Washington D.C. has the fastest internet in the United States—is anyone surprised?
We dug into Akamai’s State of the Internet Report to bring you some interesting numbers, and believe it or not, an 11.9 Mbps difference separates the nation’s fastest and slowest internet connections (D.C. and Idaho).
With roughly 90 percent of American adults surfing the web, you’d think fast nationwide connectivity would be a given. We’ve discovered otherwise. If you live in D.C.*, Delaware, or Massachusetts, you probably enjoy great internet day in and day out. If you hail from Mississippi or Idaho—well, your east coast friends might have a better streaming experience for the next episode of Stranger Things.

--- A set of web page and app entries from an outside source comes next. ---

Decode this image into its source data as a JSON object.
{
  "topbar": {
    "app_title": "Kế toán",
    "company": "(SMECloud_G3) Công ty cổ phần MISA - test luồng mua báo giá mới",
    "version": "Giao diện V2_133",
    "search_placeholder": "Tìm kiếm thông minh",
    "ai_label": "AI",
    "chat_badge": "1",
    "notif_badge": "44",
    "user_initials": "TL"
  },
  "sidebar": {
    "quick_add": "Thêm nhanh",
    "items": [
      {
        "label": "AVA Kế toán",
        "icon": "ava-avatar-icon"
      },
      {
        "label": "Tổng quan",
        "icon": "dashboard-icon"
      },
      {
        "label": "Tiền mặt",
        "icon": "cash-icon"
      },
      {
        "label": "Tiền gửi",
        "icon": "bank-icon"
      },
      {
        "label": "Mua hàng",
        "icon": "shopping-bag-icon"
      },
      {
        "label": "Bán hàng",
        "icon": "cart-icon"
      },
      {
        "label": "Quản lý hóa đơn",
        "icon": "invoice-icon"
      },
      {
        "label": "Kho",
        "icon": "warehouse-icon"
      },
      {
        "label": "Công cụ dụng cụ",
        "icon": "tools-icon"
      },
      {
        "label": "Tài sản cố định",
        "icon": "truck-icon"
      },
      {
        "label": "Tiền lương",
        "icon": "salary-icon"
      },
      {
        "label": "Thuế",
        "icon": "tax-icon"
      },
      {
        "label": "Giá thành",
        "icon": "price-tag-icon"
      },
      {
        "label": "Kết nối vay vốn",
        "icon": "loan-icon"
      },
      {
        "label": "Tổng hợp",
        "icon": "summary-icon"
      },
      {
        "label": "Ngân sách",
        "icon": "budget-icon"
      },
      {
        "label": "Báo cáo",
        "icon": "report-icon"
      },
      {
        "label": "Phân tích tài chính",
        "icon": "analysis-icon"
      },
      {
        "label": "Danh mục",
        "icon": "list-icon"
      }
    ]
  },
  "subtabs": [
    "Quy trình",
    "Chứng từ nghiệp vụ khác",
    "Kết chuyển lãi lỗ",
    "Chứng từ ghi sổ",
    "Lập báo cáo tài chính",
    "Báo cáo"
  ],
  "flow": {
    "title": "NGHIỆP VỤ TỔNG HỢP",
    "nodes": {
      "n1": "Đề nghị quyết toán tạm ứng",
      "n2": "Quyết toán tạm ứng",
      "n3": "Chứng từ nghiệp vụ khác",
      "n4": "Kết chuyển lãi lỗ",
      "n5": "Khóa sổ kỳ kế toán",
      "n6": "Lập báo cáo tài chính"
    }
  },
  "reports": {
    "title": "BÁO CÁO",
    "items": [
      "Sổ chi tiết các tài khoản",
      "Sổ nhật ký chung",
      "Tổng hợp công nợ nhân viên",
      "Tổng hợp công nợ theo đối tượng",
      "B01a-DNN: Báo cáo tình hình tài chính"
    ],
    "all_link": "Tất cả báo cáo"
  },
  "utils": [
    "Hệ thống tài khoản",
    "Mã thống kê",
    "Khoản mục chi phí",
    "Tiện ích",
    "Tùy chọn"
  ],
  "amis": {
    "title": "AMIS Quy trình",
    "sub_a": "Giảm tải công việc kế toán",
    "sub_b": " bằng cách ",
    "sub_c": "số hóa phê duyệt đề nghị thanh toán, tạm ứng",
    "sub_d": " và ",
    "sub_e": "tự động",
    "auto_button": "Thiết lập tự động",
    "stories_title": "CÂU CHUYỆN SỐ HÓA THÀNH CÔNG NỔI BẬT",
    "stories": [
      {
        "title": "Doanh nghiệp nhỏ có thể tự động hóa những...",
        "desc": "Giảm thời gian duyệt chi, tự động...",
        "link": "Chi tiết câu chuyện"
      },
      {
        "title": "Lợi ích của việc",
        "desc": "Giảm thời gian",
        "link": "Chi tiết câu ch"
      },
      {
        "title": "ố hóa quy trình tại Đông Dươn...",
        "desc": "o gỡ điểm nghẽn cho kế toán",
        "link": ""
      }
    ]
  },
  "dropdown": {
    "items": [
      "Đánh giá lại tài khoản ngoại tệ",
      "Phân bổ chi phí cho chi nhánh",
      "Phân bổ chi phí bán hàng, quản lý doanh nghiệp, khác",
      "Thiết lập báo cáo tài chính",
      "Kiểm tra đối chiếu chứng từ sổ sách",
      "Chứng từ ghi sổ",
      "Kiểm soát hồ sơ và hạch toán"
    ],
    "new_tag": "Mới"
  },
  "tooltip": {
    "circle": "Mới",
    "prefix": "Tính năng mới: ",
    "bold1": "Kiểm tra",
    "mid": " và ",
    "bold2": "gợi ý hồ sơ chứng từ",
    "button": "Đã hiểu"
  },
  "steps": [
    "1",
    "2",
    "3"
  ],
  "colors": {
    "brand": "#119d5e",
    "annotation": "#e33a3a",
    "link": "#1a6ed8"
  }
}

Our last Internet Speeds by State Map went live in 2014, so we thought it was high-time to create a new one and make some comparisons. Some states improved in the rankings, and some plummeted.
*Akamai considers Washington D.C. as a state for research purposes; we’ve followed suit.
Ohio: At the end of 2014, Ohio was right in the middle of the pack at #19—since then, Ohio has dropped to 47th place. From what we can tell, Ohio is the only state who’s Mbps speed hasn’t improved at all since our last map—we listed it as 11.0 Mbps then, and we have it listed as 11.0 Mbps now.
Idaho: The last place state has to be a loser right? They moved from 42nd place in 2014 to dead last this year. At least their overall internet speed has improved from 7.7 Mbps to 10.6.
Wisconsin: The Badger State dropped from 13th place in 2014 to 30th place this time around.
Washington D.C.: The winner takes all. We can only assume that our elected officials are using their 22.5 Mbps internet connection wisely.
New Jersey: The Garden State jumped from 17th place (and a Mbps speed of 11.2) to 7th place and 18.1 Mbps.
Illinois: A large jump from 33rd place to 22nd doesn’t free Illinois from the confines of the middle, but its citizens certainly aren’t complaining about the improved internet speed.
Alaska: 46th place isn’t great, but it is a huge improvement over being dead last in 2014.
We look forward to seeing how the internet speeds for each state measure up in the future.